The morning stops featured Three Bar Cattle Company, owned and managed by John and Cheryl Ravenscroft and their family 35 miles south of Nenzel in the center of Cherry County. This ranch has a long history of applying planned grazing management principles to enhance the grazing resource and conserve wildlife habitat. Other family members on the ranch include oldest son, Eric, and his wife, Shannon, and their children (Jaylynn, Tyler, Elle, and Tucker); and middle son, Kevin, his wife, Liz, and their daughters (Kayleigh and Lilly). A third son, Brant, is in Enid, OK at Air Force flight school along with his wife, Emily, and their daughters (Caroline and Nora). Three Bar Cattle Company is a combination stocker, commercial cow/calf and Red Angus seedstock operation. In recent years, approximately 1200 purchased spayed heifers rotationally graze 19 paddocks on 8,000 acres. Some two-year-olds have been harvested and marketed as grass finished beef. The 1,000 operation rotates through 28 paddocks on 11,500 acres. Approximately 300 replacement heifers graze 7 paddocks on 2,300 acres. Eric and Shannon have started a registered Red Angus seedstock herd grazing five paddocks with a total of 1775 acres. Haying takes place on eight meadows (1,000 acres). A 130-acre center pivot waters a grass alfalfa mixture. A feature of these stops included appreciation for the abundance and diversity of tall grass prairie species as a result of intensive grazing management for many years.

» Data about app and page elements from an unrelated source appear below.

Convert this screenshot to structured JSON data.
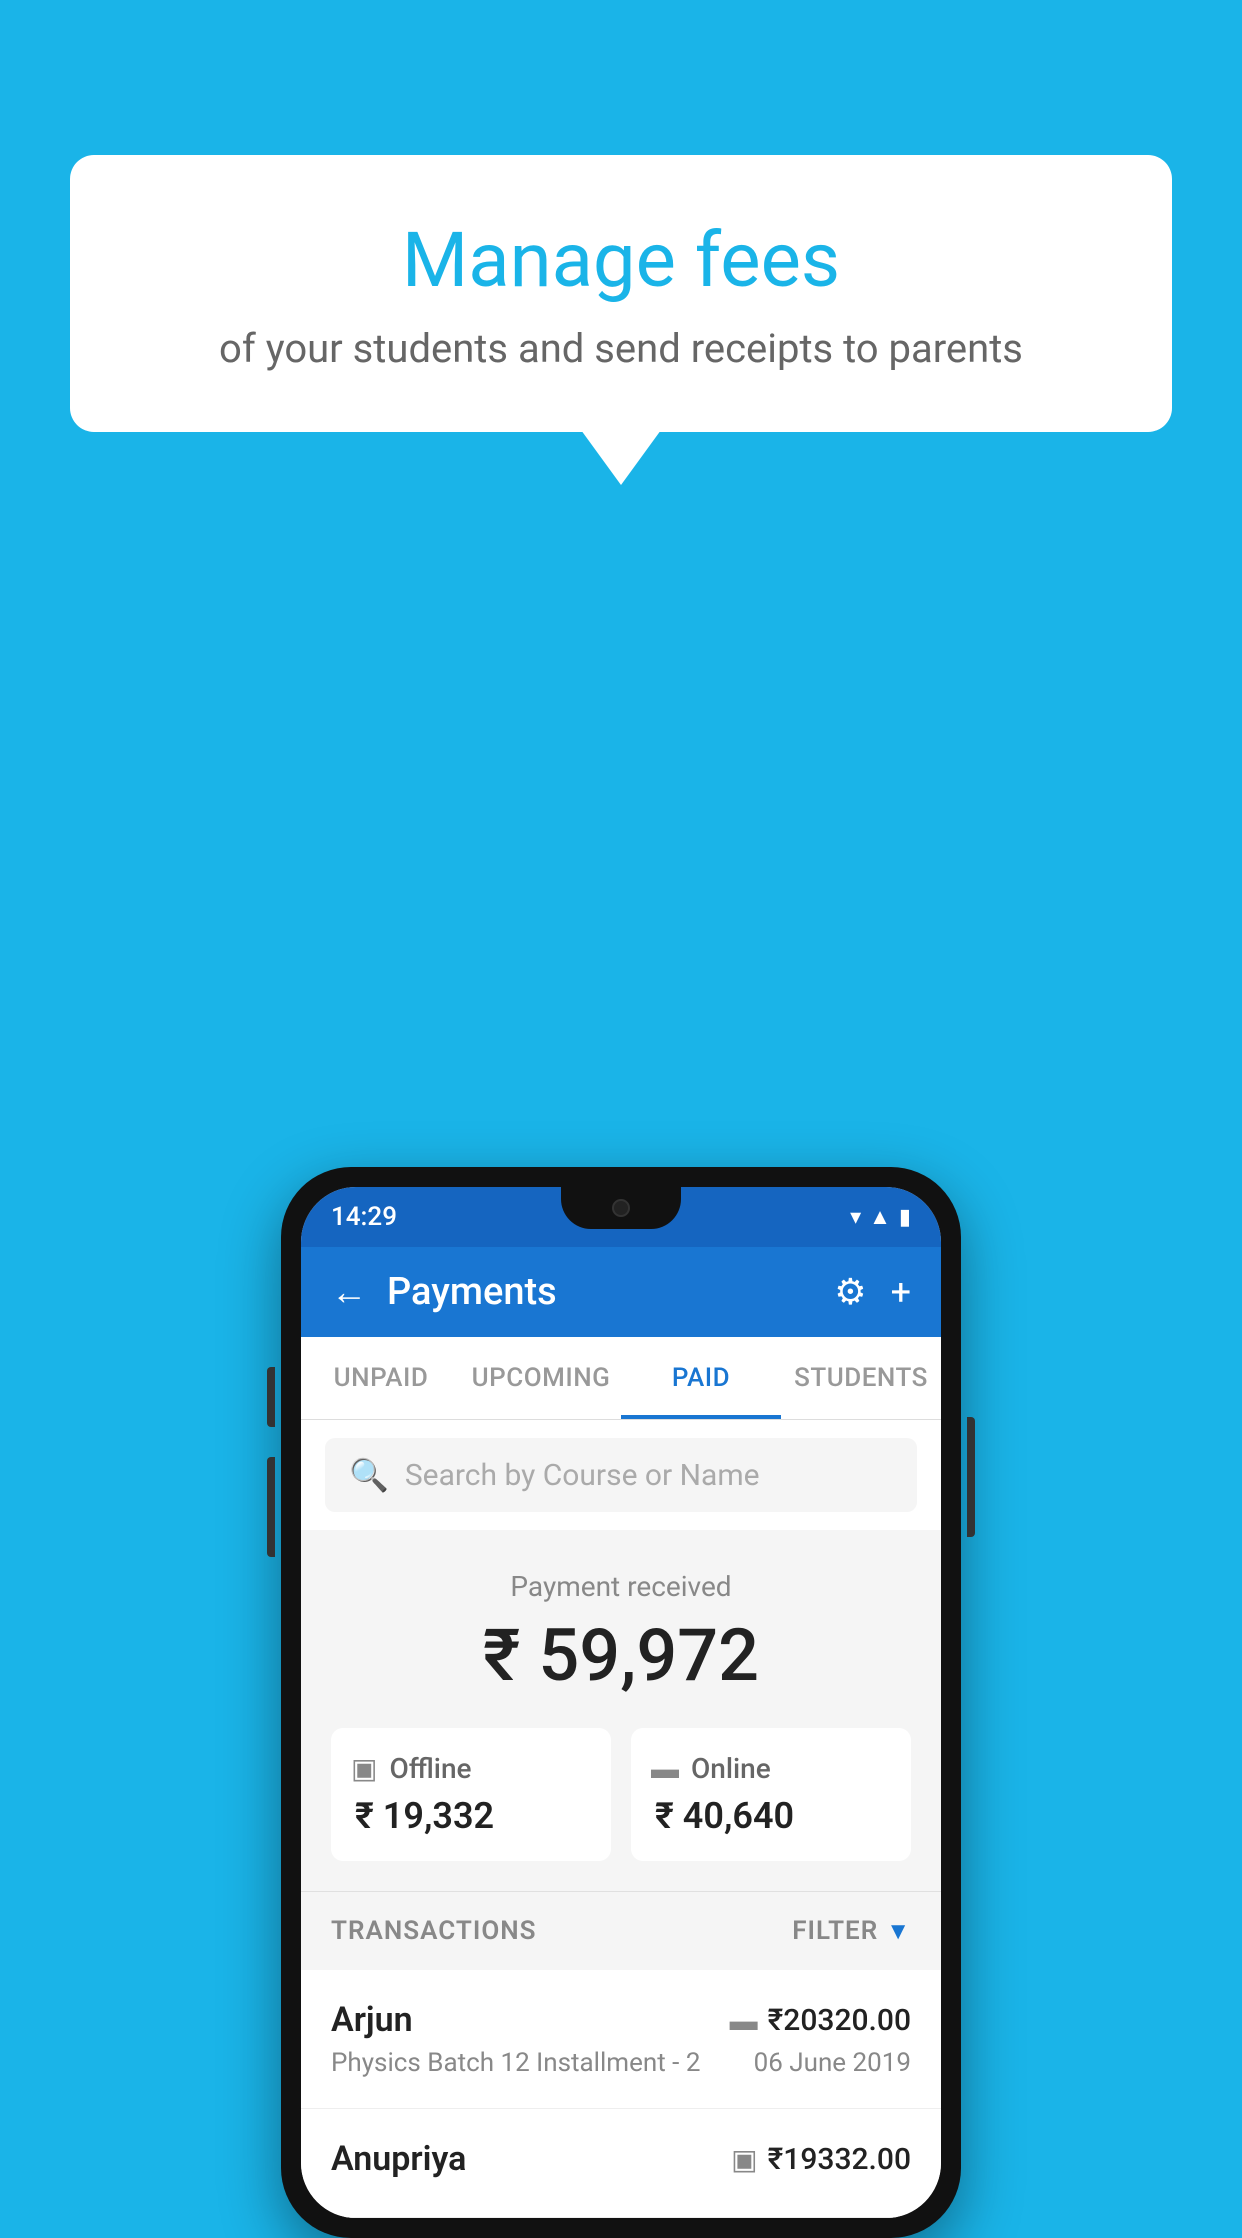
{
  "background_color": "#1ab4e8",
  "speech_bubble": {
    "title": "Manage fees",
    "subtitle": "of your students and send receipts to parents"
  },
  "phone": {
    "status_bar": {
      "time": "14:29",
      "signal_icon": "▼◀▮"
    },
    "app_bar": {
      "back_label": "←",
      "title": "Payments",
      "gear_icon": "⚙",
      "plus_icon": "+"
    },
    "tabs": [
      {
        "label": "UNPAID",
        "active": false
      },
      {
        "label": "UPCOMING",
        "active": false
      },
      {
        "label": "PAID",
        "active": true
      },
      {
        "label": "STUDENTS",
        "active": false
      }
    ],
    "search": {
      "placeholder": "Search by Course or Name"
    },
    "payment_summary": {
      "label": "Payment received",
      "total": "₹ 59,972",
      "offline": {
        "label": "Offline",
        "amount": "₹ 19,332"
      },
      "online": {
        "label": "Online",
        "amount": "₹ 40,640"
      }
    },
    "transactions": {
      "label": "TRANSACTIONS",
      "filter_label": "FILTER",
      "items": [
        {
          "name": "Arjun",
          "detail": "Physics Batch 12 Installment - 2",
          "amount": "₹20320.00",
          "date": "06 June 2019",
          "icon": "card"
        },
        {
          "name": "Anupriya",
          "detail": "",
          "amount": "₹19332.00",
          "date": "",
          "icon": "cash"
        }
      ]
    }
  }
}
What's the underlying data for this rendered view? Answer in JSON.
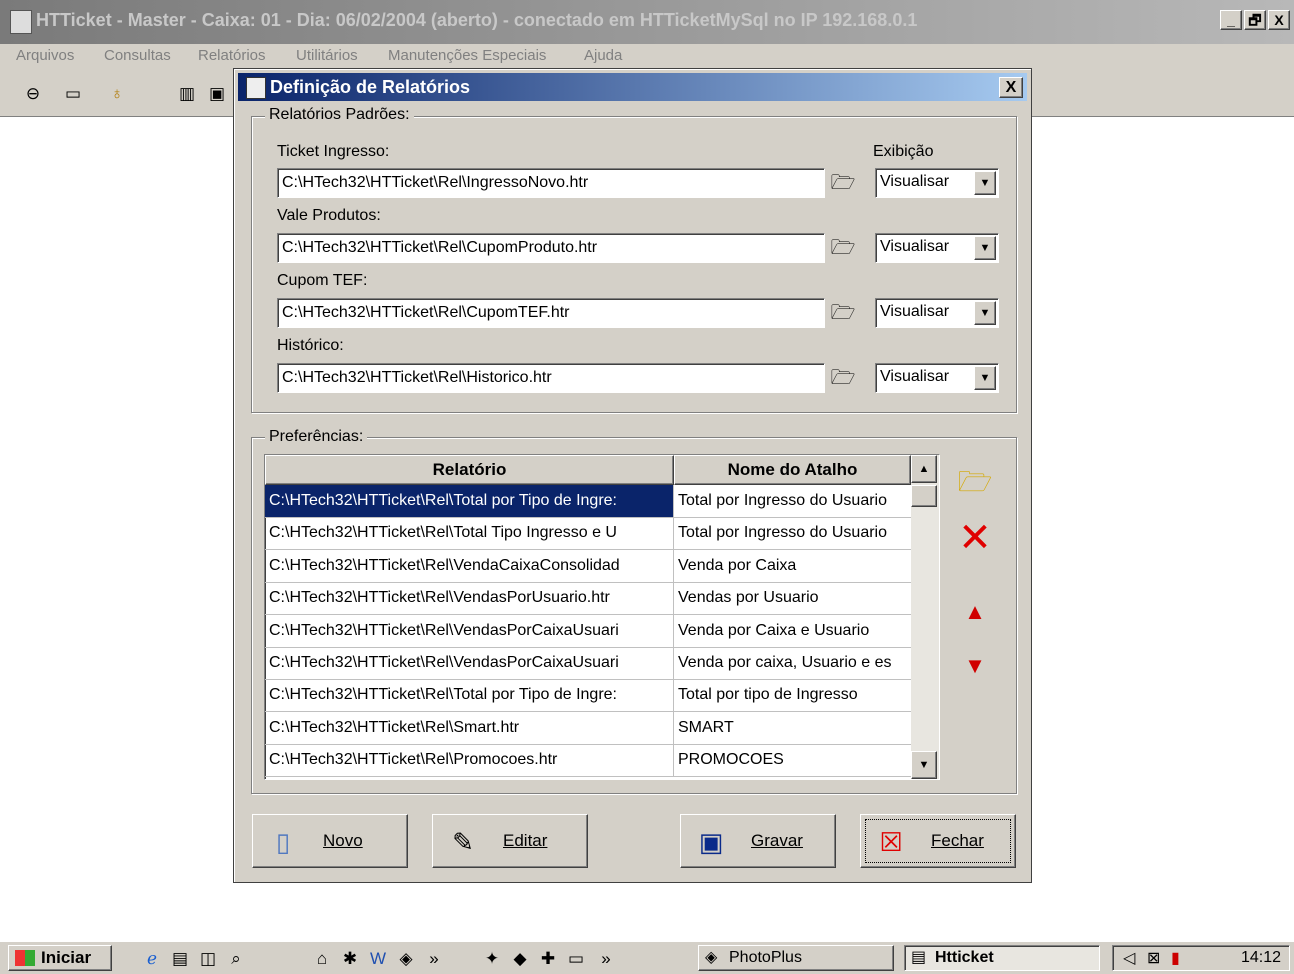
{
  "app": {
    "title": "HTTicket - Master - Caixa: 01 - Dia: 06/02/2004 (aberto) - conectado em HTTicketMySql no IP 192.168.0.1",
    "window_buttons": [
      "_",
      "🗗",
      "X"
    ]
  },
  "menu": [
    "Arquivos",
    "Consultas",
    "Relatórios",
    "Utilitários",
    "Manutenções Especiais",
    "Ajuda"
  ],
  "dialog": {
    "title": "Definição de Relatórios",
    "close": "X",
    "padroes": {
      "label": "Relatórios Padrões:",
      "exibicao_label": "Exibição",
      "fields": [
        {
          "label": "Ticket Ingresso:",
          "path": "C:\\HTech32\\HTTicket\\Rel\\IngressoNovo.htr",
          "mode": "Visualisar"
        },
        {
          "label": "Vale Produtos:",
          "path": "C:\\HTech32\\HTTicket\\Rel\\CupomProduto.htr",
          "mode": "Visualisar"
        },
        {
          "label": "Cupom TEF:",
          "path": "C:\\HTech32\\HTTicket\\Rel\\CupomTEF.htr",
          "mode": "Visualisar"
        },
        {
          "label": "Histórico:",
          "path": "C:\\HTech32\\HTTicket\\Rel\\Historico.htr",
          "mode": "Visualisar"
        }
      ]
    },
    "preferencias": {
      "label": "Preferências:",
      "columns": [
        "Relatório",
        "Nome do Atalho"
      ],
      "rows": [
        {
          "rel": "C:\\HTech32\\HTTicket\\Rel\\Total por Tipo de Ingre:",
          "nome": "Total por Ingresso do Usuario"
        },
        {
          "rel": "C:\\HTech32\\HTTicket\\Rel\\Total Tipo Ingresso e U",
          "nome": "Total por Ingresso do Usuario"
        },
        {
          "rel": "C:\\HTech32\\HTTicket\\Rel\\VendaCaixaConsolidad",
          "nome": "Venda por Caixa"
        },
        {
          "rel": "C:\\HTech32\\HTTicket\\Rel\\VendasPorUsuario.htr",
          "nome": "Vendas por Usuario"
        },
        {
          "rel": "C:\\HTech32\\HTTicket\\Rel\\VendasPorCaixaUsuari",
          "nome": "Venda por Caixa e Usuario"
        },
        {
          "rel": "C:\\HTech32\\HTTicket\\Rel\\VendasPorCaixaUsuari",
          "nome": "Venda por caixa, Usuario e es"
        },
        {
          "rel": "C:\\HTech32\\HTTicket\\Rel\\Total por Tipo de Ingre:",
          "nome": "Total por tipo de Ingresso"
        },
        {
          "rel": "C:\\HTech32\\HTTicket\\Rel\\Smart.htr",
          "nome": "SMART"
        },
        {
          "rel": "C:\\HTech32\\HTTicket\\Rel\\Promocoes.htr",
          "nome": "PROMOCOES"
        }
      ],
      "selected_index": 0
    },
    "buttons": {
      "novo": "Novo",
      "editar": "Editar",
      "gravar": "Gravar",
      "fechar": "Fechar"
    }
  },
  "taskbar": {
    "start": "Iniciar",
    "tasks": [
      "PhotoPlus",
      "Htticket"
    ],
    "time": "14:12"
  },
  "colors": {
    "selection": "#0a246a",
    "title_active": "#0a246a",
    "face": "#d4d0c8"
  }
}
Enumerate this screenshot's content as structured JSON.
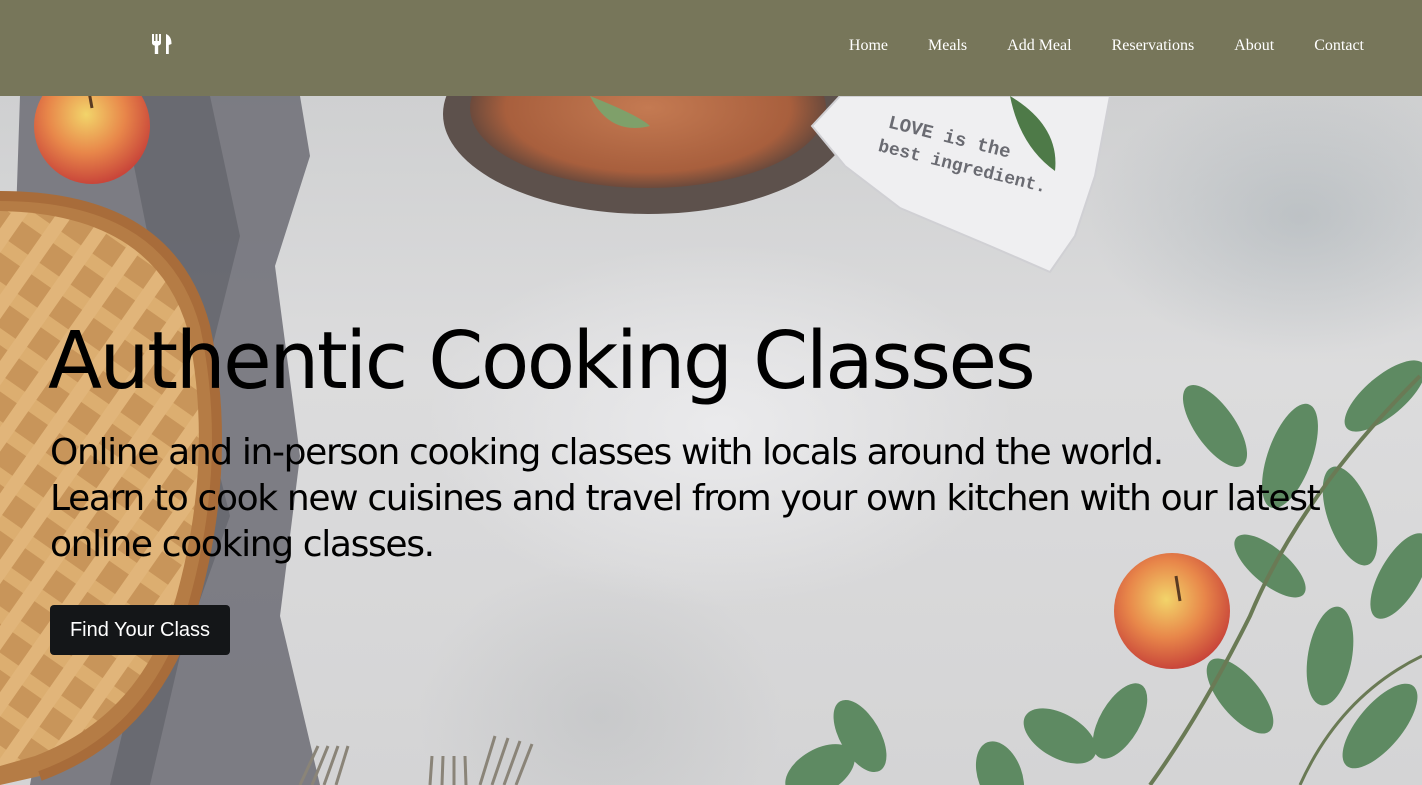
{
  "colors": {
    "navbar_bg": "#77765a",
    "nav_text": "#ffffff",
    "cta_bg": "#141618",
    "cta_text": "#ffffff"
  },
  "logo": {
    "icon": "fork-knife-icon"
  },
  "nav": {
    "items": [
      {
        "label": "Home"
      },
      {
        "label": "Meals"
      },
      {
        "label": "Add Meal"
      },
      {
        "label": "Reservations"
      },
      {
        "label": "About"
      },
      {
        "label": "Contact"
      }
    ]
  },
  "hero": {
    "title": "Authentic Cooking Classes",
    "line1": "Online and in-person cooking classes with locals around the world.",
    "line2": "Learn to cook new cuisines and travel from your own kitchen with our latest online cooking classes.",
    "cta_label": "Find Your Class",
    "towel_text_line1": "LOVE is the",
    "towel_text_line2": "best ingredient."
  }
}
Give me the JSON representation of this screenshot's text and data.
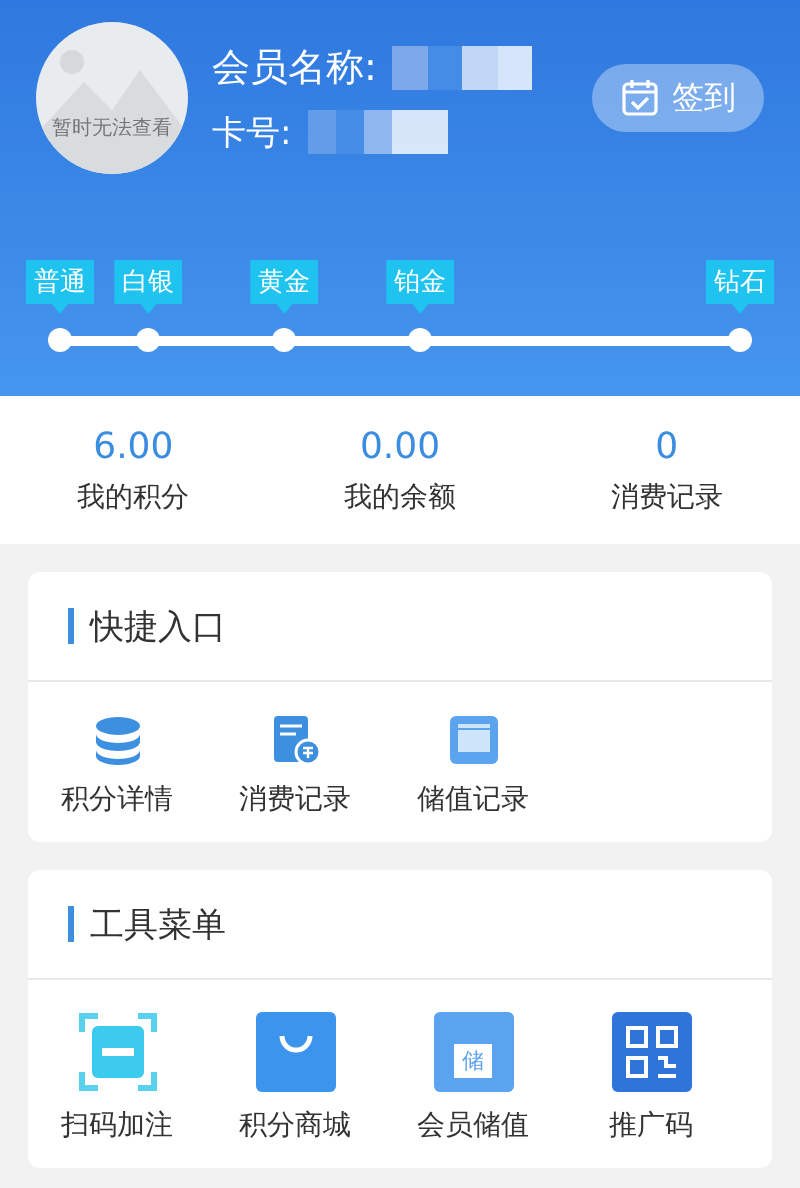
{
  "profile": {
    "avatar_caption": "暂时无法查看",
    "name_label": "会员名称:",
    "card_label": "卡号:",
    "checkin_button": "签到"
  },
  "tiers": [
    {
      "label": "普通"
    },
    {
      "label": "白银"
    },
    {
      "label": "黄金"
    },
    {
      "label": "铂金"
    },
    {
      "label": "钻石"
    }
  ],
  "stats": [
    {
      "value": "6.00",
      "label": "我的积分"
    },
    {
      "value": "0.00",
      "label": "我的余额"
    },
    {
      "value": "0",
      "label": "消费记录"
    }
  ],
  "sections": [
    {
      "title": "快捷入口",
      "items": [
        {
          "label": "积分详情",
          "kind": "coins"
        },
        {
          "label": "消费记录",
          "kind": "bill"
        },
        {
          "label": "储值记录",
          "kind": "card"
        }
      ]
    },
    {
      "title": "工具菜单",
      "items": [
        {
          "label": "扫码加注",
          "kind": "scan"
        },
        {
          "label": "积分商城",
          "kind": "bag"
        },
        {
          "label": "会员储值",
          "kind": "storecard",
          "glyph": "储"
        },
        {
          "label": "推广码",
          "kind": "qr"
        }
      ]
    }
  ]
}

The afternoon stops featured the Spikebox Ranch – McMurtrey Unit, which is a Turner Enterprises operation managed by Tim Goodnight located in the remote heart of the Nebraska Sandhills. The 142,000-acre Spikebox Ranch comprises a diverse mixture of rolling sandhills, choppy dunes, and vast meadow and wetlands complexes. The North Loop River flows through the southern portion of the ranch, providing excellent habitat for many species. Spikebox Ranch uses planned grazing to manage the grazing and recovery periods of its pastures and to promote healthy rangelands and animal performance. Along with the bison operation, Spikebox Ranch actively pursues conservation projects, including the largest stream restoration project ever conducted in the Sandhills. The bison breeding herd is run in one herd, grazing year-round with minimal supplementation. In recent years, Tim Goodnight has intensively grazed wet meadows with yearlings resulting in increased wet meadow plant community diversity and increased productivity and utilization. Tour participants gained great appreciation for the differences in bison versus cattle production. A feature of this ranch stop was 2100 yearling bison intensively grazing wet meadow paddocks on a 36- hour rotation.
The Nebraska Grazing Lands Coalition is an independent organization of ranchers, interest groups, and agencies whose mission is to collaborate on projects that improve the management and health of Nebraska grazing lands and ensure long-term stability of rangeland resources. The NGLC is funded through grants from the Nebraska Environmental Trust, the Beginning Farmer and Rancher Development Program of the National Institute of Food and Agriculture, USDA and the World Wildlife Fund-US.
The World Wide Fund -US is an international non-governmental organization founded in 1961 that works in the field of wilderness preservation and the reduction of human impact on the environment. As the world’s leading conservation organization, WWF works in nearly 100 countries to tackle the most pressing issues at the intersection of nature, people, and climate.
Nebraska Extension is a Division of the Institute of Agriculture and Natural Resources at the University of Nebraska-Lincoln cooperating with the Counties and the United States Department of Agriculture.